→ Problem statement: Your answer should be one number, the count of lines in the records that carry the string "sided".

------------------------------

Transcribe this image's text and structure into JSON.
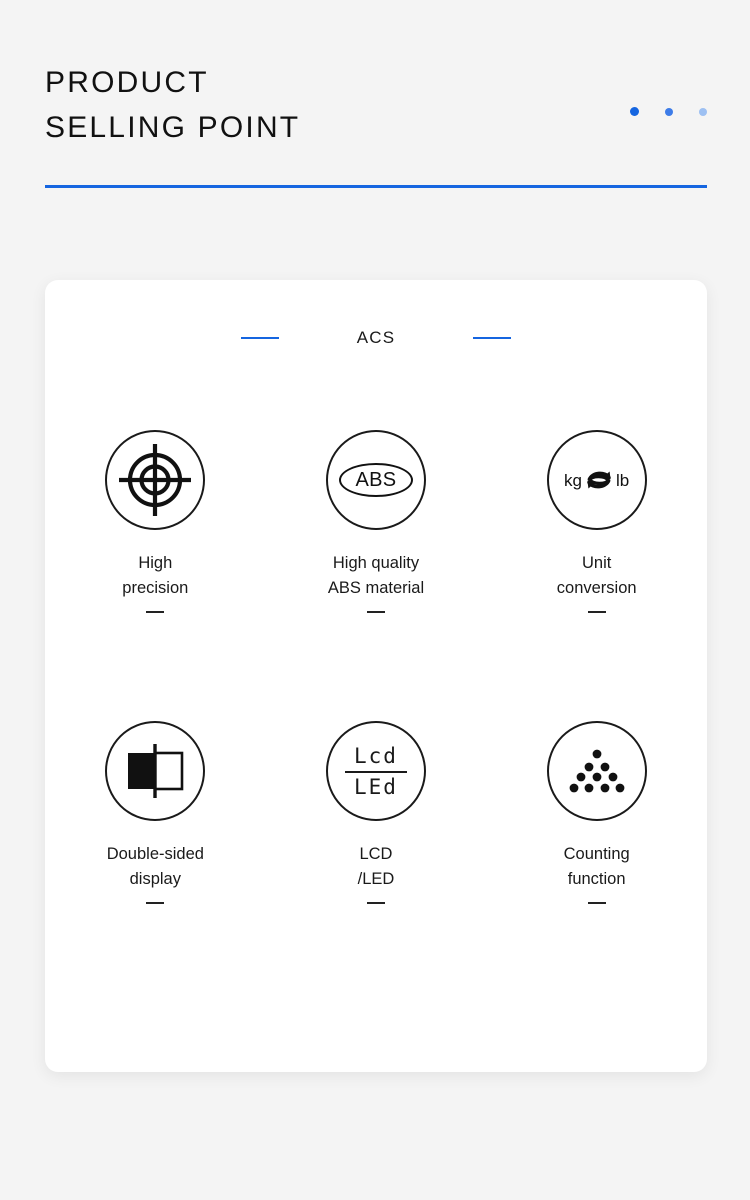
{
  "header": {
    "title": "PRODUCT\nSELLING POINT",
    "accent_color": "#1565e0",
    "pagination_dots": [
      {
        "name": "dot-active",
        "color": "#1565e0"
      },
      {
        "name": "dot-2",
        "color": "#3d7ce8"
      },
      {
        "name": "dot-3",
        "color": "#9dc0f2"
      }
    ]
  },
  "card": {
    "brand": "ACS",
    "features": [
      {
        "icon": "crosshair-target-icon",
        "label": "High\nprecision"
      },
      {
        "icon": "abs-ellipse-icon",
        "icon_text": "ABS",
        "label": "High quality\nABS material"
      },
      {
        "icon": "unit-conversion-icon",
        "icon_text_left": "kg",
        "icon_text_right": "lb",
        "label": "Unit\nconversion"
      },
      {
        "icon": "double-sided-display-icon",
        "label": "Double-sided\ndisplay"
      },
      {
        "icon": "lcd-led-icon",
        "icon_text_top": "Lcd",
        "icon_text_bottom": "LEd",
        "label": "LCD\n/LED"
      },
      {
        "icon": "counting-dots-icon",
        "label": "Counting\nfunction"
      }
    ]
  }
}
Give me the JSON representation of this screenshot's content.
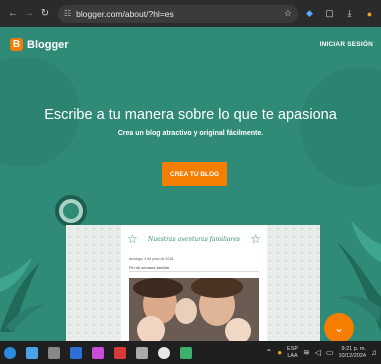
{
  "browser": {
    "back": "←",
    "forward": "→",
    "reload": "↻",
    "url": "blogger.com/about/?hl=es"
  },
  "header": {
    "logo_letter": "B",
    "logo_text": "Blogger",
    "signin_label": "INICIAR SESIÓN"
  },
  "hero": {
    "title": "Escribe a tu manera sobre lo que te apasiona",
    "subtitle": "Crea un blog atractivo y original fácilmente.",
    "cta_label": "CREA TU BLOG"
  },
  "preview": {
    "blog_title": "Nuestras aventuras familiares",
    "date": "domingo, 3 de junio de 2018",
    "post_title": "Fin de semana familiar"
  },
  "fab": {
    "icon": "chevron-down-icon"
  },
  "taskbar": {
    "lang_line1": "ESP",
    "lang_line2": "LAA",
    "time": "9:21 p. m.",
    "date": "10/12/2024"
  },
  "colors": {
    "page_bg": "#2f8a77",
    "accent": "#f57d00"
  }
}
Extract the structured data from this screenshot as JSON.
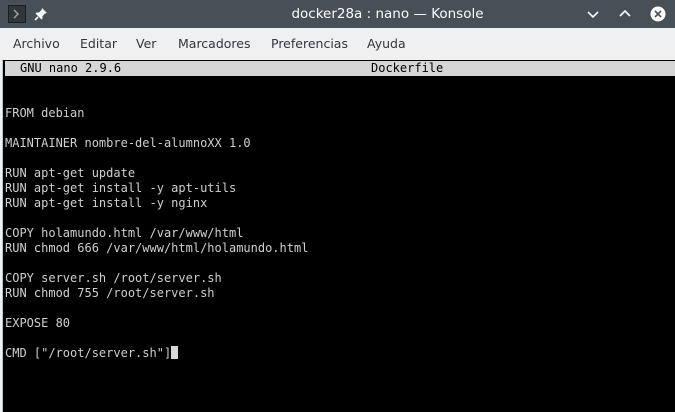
{
  "window": {
    "title": "docker28a : nano — Konsole"
  },
  "menu": [
    {
      "label": "Archivo"
    },
    {
      "label": "Editar"
    },
    {
      "label": "Ver"
    },
    {
      "label": "Marcadores"
    },
    {
      "label": "Preferencias"
    },
    {
      "label": "Ayuda"
    }
  ],
  "nano": {
    "version": "GNU nano 2.9.6",
    "filename": "Dockerfile"
  },
  "lines": [
    "",
    "",
    "FROM debian",
    "",
    "MAINTAINER nombre-del-alumnoXX 1.0",
    "",
    "RUN apt-get update",
    "RUN apt-get install -y apt-utils",
    "RUN apt-get install -y nginx",
    "",
    "COPY holamundo.html /var/www/html",
    "RUN chmod 666 /var/www/html/holamundo.html",
    "",
    "COPY server.sh /root/server.sh",
    "RUN chmod 755 /root/server.sh",
    "",
    "EXPOSE 80",
    "",
    "CMD [\"/root/server.sh\"]"
  ],
  "colors": {
    "titlebar": "#475057",
    "terminal_bg": "#000000",
    "terminal_fg": "#cfcfcf",
    "nano_header_bg": "#d6d6d6"
  },
  "icons": {
    "app": "terminal-icon",
    "pin": "pin-icon",
    "minimize": "minimize-icon",
    "maximize": "maximize-icon",
    "close": "close-icon"
  }
}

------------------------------

→ Response: 2